Is Life After Death Possible?

03/18/2010 05:12 am 05:12:02 | Updated Nov 17, 2011

It was the 18th Century Irish philosopher, George Berkeley, who posed the question, "If a tree fell in the forest and there was no one there to hear it, would it make a sound?" The answer, of course, is, "No!" A closer look at this question of a tree falling in the forest may have bearing on the perennial question of whether there is life after death.
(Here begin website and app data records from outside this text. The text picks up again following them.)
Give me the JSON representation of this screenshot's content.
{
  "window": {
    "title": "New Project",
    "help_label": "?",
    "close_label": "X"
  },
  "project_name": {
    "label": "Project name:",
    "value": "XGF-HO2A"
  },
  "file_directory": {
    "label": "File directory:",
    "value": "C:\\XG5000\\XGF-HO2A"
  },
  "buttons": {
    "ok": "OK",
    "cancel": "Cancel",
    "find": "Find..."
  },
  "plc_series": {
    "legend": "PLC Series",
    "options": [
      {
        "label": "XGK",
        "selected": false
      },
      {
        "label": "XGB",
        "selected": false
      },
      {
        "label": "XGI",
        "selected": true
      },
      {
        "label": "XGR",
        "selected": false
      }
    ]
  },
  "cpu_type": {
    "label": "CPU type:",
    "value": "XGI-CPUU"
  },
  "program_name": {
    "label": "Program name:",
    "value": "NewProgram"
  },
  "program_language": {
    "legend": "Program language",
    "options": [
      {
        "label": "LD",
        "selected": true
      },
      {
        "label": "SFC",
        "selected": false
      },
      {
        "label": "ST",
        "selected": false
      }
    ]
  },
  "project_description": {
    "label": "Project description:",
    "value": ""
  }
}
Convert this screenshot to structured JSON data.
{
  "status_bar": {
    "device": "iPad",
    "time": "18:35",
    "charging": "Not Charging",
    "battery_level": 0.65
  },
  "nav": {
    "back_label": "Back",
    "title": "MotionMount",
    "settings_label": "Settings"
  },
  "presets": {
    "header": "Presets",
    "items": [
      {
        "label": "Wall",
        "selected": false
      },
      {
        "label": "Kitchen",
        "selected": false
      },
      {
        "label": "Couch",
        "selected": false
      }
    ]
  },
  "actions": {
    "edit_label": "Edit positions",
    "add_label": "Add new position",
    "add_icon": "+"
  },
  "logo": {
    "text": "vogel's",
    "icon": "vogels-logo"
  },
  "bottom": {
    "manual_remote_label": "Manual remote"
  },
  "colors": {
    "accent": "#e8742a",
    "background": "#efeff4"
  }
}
Electromagnetic radiation, pressure waves, molecules, and solid objects likely exist quite on their own apart from humans or other forms of life. However, color, sound, taste, smell, and touch certainly have no existence outside of an organism's interaction with stimuli in the world. Color cannot be perceived by a disembodied mind, because it is the eye and visual cortex of the brain that turns electromagnetic radiation into the colors of the rainbow. Similarly, it is the ear and the auditory cortex of the brain that transform pressure waves into sound. These qualities do not exist without the body's physiological mechanisms to create and perceive them. Thus, when a tree falls in the forest and there is no one there to hear it, it simply produces rushes of air and pressure waves as it falls. There is no sound.

The near death experience is often given as evidence of life after death. Let's overlook the fact that a person who has just "died" is probably the last person on earth whose judgment you should trust! In any case, the key word in this phenomenon is "near." Indeed, no one writes about the "truly dead" experience, because there is no one to write it. Nonetheless, near death experiences are taken as evidence of mind and life apart from the body after death.
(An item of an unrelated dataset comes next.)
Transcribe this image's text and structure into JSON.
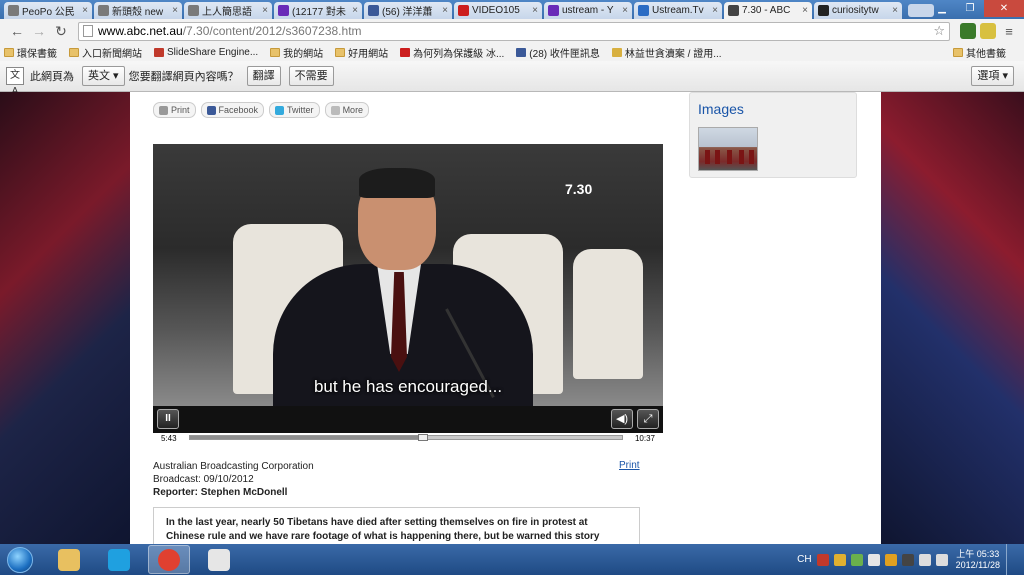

I recently watched an episode of the The Larry King Show on CNN in which three prominent men, two well known physicians and an author, discussed mind, death, and the near-death experience. At one point, the author described a near-death experience that he believed served as iron-clad evidence of the existence of the mind apart from the brain, and that in turn proved that the mind can persist after the death of the brain. He reported a case in which a blind woman had a "near death" experience and was later able to relate the number of physicians in the operating room, the types of instruments used to revive her, and, most remarkably, the color of the drapes used in the operation. That a blind woman could suddenly see objects and color while "dead" must certainly be proof positive that her disembodied mind floated above the scene and collected all of this information before returning to her lifeless body. I, however, am skeptical.

The problem is how a disembodied mind would perceive these things. First of all, anyone who needs glasses knows that without a proper lens, such as the eye has evolved through hundreds of millions of years to provide, light has no focus and images are merely blurs. Moreover, since color has no reality without the body's systems that convert electromagnetic frequencies into the neurophysiological patterns that we call red, blue, green, etc., the mind that supposedly floated above the operating table would have had no mechanism by which to see and recognize specific colors. No frequency of light has inherent redness or blueness. Ask anyone who is color blind.

We must also wonder by what means a disembodied mind would have recorded this information and stored it such that it could be retrieved in orderly fashion. Finally, we have that pesky Second Law of Thermodynamics with which to contend. The hawkers of fairytales are fond of resorting to terms from quantum mechanics and other arcane areas of physics to support, or perhaps to obscure, their contentions about the mind being eternal and living on after death. However, even if the mind is a phenomenon of quantum physics, a significant amount of energy is still required to maintain the information it contains after it floats away from the body. Even more energy would be needed if this mind remains active, continues to process new information, and seeks out other minds with which to interact and share this information. The brain, and I believe the mind, perceives, understands, and remembers with energy derived from the burning of ketones and sugar, and subsequent production of energy rich molecules of ATP. What form of energy would drive a disembodied mind, and in what way would this energy interact with it?

The mind is utterly dependent on the body for the acquisition of information about the environment. If one believes the blind woman's experience was true, and I don't, the only explanation is that her mind received information directly from the minds of the doctors and nurses still living around her. Unfortunately, there is extraordinarily little evidence of extrasensory perception, or the transfer of information from one mind to another. Now and then, a study will inexplicably show a difference between the ability of a "psychic" and a normal person in their abilities to pick up such "extrasensory" information. However, the information is always extremely vague, and just barely suggests that something "funny" may have happened. That is bound to happen with enough trials, and I suspect it is sheer luck. Of course, a mind freed from the body may be better at picking up the thoughts from the still living, though I can't imagine how or why that would be.

Perhaps we humans would be less willing to throw our lives away for crazy religious, political and military causes if we didn't believe in everlasting life. But this life can be painful, futile, and frightening, and no one can be blamed for wanting to believe that the mind continues on after the death of the brain. On the other hand, a very wise Zen Buddhist priest once told me that eternal life would be more difficult for us than death. I for one believe that the very last sound we hear is the falling of the Tree of Life.